Work request — Tally the lines in the listing below that hold the string "Plus", and reply with that tally alone.
Segment Start: Material supplied
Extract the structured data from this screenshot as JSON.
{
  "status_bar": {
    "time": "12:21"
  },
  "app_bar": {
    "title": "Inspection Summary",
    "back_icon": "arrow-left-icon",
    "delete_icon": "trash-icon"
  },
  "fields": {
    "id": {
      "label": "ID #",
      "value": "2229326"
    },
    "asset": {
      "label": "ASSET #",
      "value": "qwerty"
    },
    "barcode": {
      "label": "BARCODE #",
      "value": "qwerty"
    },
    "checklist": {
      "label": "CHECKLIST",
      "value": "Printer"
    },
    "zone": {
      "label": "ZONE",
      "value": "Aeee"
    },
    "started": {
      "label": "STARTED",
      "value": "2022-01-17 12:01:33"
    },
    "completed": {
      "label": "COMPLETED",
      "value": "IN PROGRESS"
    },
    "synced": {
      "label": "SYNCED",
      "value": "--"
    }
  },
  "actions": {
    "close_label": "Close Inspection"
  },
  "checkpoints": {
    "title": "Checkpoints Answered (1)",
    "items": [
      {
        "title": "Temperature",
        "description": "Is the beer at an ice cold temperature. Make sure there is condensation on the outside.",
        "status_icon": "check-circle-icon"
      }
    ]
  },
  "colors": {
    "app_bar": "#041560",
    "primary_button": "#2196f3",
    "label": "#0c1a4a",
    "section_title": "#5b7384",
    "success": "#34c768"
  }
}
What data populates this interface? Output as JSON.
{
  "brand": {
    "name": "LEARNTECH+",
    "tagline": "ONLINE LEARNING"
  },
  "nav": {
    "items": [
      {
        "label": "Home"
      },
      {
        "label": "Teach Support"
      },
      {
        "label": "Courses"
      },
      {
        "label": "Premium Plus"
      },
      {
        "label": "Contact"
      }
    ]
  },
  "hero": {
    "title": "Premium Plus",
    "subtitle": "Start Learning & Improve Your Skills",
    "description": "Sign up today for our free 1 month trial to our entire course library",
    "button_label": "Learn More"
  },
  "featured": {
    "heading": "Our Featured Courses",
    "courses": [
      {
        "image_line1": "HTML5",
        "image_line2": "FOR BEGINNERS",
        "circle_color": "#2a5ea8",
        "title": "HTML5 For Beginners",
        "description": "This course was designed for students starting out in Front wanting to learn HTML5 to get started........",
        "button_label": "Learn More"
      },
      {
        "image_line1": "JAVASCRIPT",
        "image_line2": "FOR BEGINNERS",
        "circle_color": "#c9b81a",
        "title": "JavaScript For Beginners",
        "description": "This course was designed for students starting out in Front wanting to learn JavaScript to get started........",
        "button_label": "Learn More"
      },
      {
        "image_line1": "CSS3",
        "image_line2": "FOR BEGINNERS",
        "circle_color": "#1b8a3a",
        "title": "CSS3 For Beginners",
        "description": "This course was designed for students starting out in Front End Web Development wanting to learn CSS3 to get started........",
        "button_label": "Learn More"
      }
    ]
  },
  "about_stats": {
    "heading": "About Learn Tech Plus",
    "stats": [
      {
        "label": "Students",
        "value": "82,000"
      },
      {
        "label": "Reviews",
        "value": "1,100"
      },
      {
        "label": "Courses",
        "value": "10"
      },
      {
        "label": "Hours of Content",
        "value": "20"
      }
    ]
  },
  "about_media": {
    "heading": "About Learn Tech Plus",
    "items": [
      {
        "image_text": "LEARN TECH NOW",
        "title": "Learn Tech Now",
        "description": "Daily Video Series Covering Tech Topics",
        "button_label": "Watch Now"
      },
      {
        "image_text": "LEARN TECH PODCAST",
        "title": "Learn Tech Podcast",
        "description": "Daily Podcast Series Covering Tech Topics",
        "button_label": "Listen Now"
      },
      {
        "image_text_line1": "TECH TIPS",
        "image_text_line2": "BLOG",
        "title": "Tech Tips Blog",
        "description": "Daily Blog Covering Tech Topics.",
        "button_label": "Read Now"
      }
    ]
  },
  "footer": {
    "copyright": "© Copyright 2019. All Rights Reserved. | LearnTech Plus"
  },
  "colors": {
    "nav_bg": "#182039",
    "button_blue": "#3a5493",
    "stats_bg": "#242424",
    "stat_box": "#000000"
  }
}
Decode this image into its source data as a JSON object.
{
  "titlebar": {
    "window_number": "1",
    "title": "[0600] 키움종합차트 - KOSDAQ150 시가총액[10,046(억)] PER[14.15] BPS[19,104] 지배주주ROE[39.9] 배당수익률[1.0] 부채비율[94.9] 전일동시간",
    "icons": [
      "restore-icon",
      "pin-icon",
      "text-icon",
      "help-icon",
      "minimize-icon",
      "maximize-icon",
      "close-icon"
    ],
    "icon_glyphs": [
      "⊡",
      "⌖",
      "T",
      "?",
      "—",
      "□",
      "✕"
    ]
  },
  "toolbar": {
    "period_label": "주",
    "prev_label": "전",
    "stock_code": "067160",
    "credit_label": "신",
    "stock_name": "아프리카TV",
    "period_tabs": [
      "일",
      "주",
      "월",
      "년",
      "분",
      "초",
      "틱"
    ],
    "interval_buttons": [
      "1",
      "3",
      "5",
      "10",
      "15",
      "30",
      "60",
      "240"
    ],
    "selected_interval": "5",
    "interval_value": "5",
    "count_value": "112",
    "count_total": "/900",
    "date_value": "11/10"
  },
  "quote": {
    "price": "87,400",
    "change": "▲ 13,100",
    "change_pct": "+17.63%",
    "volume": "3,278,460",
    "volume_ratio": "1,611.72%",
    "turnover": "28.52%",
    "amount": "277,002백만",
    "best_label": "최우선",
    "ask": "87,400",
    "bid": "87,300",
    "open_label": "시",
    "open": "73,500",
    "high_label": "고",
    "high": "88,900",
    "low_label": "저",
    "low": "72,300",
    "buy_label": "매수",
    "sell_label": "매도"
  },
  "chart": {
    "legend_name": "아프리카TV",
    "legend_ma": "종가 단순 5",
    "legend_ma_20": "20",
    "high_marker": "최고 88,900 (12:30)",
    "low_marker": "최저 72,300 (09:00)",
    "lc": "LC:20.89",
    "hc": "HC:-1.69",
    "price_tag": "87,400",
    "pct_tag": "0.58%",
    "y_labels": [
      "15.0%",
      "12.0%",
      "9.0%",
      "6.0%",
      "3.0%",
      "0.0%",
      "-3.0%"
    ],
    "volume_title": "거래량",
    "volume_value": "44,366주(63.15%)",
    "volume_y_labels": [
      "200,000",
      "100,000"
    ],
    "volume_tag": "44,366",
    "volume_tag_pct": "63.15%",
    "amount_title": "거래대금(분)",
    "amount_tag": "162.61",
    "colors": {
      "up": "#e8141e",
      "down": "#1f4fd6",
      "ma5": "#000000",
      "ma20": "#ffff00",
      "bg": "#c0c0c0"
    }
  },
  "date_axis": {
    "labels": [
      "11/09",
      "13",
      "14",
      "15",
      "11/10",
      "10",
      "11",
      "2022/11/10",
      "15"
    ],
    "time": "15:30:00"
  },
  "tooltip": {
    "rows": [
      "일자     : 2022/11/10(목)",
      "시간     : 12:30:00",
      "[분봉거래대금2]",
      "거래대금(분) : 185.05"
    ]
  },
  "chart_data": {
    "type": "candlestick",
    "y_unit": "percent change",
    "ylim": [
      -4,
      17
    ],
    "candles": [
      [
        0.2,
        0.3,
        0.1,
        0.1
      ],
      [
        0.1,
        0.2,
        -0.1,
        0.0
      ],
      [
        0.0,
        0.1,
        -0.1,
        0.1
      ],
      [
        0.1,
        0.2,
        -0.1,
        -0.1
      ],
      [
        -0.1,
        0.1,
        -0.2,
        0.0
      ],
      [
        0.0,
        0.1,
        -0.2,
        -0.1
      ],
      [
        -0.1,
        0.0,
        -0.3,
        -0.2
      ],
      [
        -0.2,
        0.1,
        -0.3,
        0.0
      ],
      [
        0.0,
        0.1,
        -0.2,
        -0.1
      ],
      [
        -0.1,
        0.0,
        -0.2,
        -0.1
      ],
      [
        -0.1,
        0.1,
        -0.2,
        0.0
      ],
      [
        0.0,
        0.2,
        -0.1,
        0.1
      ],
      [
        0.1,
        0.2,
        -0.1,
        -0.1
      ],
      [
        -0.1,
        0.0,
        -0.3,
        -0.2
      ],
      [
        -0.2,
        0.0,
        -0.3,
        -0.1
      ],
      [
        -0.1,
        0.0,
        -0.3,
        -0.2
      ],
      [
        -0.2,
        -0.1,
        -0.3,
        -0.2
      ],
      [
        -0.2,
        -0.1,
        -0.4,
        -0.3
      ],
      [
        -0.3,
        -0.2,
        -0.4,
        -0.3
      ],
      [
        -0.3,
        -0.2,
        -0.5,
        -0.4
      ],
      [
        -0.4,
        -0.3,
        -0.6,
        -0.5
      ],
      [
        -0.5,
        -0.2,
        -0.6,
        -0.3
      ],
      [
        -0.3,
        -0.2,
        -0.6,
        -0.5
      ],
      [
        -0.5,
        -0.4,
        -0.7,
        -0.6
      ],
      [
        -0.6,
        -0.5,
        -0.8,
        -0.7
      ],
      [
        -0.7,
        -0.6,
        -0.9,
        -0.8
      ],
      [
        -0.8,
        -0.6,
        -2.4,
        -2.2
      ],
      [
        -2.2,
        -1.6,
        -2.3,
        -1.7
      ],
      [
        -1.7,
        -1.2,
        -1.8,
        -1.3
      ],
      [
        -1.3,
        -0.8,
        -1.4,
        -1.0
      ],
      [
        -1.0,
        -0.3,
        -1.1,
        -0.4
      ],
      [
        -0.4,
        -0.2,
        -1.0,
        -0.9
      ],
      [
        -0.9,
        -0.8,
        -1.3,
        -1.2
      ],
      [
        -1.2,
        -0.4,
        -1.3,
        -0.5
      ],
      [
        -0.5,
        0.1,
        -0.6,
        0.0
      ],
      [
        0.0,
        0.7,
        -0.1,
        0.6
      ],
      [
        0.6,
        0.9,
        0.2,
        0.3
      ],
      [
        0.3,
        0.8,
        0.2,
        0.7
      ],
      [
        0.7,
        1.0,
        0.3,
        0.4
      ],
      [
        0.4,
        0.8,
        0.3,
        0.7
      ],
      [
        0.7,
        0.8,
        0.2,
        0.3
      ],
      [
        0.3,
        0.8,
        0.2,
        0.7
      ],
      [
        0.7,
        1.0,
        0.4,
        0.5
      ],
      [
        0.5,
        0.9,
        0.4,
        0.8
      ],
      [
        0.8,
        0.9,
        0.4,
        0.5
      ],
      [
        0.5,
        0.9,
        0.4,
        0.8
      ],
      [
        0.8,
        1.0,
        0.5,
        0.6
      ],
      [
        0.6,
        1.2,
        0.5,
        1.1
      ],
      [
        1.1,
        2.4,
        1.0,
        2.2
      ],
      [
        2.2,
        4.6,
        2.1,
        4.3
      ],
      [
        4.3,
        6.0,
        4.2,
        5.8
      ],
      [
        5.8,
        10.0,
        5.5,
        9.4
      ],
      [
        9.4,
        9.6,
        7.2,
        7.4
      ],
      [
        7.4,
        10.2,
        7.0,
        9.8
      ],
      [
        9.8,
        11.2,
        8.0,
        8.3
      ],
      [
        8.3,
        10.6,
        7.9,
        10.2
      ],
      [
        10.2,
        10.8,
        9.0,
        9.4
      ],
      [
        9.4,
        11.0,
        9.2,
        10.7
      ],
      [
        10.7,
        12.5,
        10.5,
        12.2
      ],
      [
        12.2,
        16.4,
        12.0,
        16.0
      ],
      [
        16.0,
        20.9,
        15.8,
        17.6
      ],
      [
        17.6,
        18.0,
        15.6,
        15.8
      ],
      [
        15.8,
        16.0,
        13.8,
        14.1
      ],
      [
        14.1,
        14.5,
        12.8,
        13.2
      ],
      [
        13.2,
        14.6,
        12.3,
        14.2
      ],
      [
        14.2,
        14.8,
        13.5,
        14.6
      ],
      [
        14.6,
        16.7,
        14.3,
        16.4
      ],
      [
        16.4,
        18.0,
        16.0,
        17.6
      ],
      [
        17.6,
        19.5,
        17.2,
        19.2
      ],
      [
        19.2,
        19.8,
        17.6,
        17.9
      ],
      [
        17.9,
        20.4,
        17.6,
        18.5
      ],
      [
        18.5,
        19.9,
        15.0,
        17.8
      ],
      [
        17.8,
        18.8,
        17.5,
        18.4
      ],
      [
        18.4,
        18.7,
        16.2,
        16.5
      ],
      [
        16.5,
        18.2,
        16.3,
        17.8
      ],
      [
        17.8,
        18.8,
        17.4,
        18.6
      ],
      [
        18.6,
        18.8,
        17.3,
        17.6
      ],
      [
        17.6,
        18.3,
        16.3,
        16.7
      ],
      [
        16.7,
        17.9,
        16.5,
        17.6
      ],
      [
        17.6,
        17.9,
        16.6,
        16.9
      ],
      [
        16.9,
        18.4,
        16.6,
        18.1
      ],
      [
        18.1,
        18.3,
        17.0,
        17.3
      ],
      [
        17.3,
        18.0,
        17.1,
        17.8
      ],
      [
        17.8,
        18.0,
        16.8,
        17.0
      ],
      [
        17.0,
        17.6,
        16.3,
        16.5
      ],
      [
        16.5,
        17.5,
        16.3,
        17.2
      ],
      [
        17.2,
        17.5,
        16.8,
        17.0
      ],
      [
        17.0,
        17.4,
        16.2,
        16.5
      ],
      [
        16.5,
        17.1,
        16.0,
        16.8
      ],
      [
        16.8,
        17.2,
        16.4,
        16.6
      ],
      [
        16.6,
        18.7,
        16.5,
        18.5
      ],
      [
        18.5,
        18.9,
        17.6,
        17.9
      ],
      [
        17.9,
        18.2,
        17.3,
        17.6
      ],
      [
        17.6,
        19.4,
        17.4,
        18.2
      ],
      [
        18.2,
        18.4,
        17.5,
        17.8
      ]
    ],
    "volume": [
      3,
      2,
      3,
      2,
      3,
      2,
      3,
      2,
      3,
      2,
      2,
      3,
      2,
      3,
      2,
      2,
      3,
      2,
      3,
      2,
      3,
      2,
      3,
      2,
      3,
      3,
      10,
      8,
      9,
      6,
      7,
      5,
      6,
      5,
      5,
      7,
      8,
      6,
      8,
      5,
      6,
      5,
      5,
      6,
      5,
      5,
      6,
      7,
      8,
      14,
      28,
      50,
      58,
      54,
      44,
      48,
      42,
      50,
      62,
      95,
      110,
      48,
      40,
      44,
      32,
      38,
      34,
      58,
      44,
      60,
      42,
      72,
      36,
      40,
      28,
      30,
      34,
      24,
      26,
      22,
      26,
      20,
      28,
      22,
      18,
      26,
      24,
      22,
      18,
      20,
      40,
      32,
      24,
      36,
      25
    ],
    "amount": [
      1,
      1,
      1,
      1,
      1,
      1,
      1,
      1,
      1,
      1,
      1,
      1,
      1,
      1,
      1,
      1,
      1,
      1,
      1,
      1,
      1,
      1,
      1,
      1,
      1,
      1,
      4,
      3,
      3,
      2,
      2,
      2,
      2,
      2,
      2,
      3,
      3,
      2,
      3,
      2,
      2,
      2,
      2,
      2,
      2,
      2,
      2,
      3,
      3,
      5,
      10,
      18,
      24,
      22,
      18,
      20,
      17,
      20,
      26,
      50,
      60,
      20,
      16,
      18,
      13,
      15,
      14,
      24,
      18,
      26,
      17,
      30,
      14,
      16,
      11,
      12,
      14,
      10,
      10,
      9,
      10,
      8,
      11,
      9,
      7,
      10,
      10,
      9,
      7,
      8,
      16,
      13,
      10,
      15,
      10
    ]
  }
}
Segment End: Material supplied
Task result — 5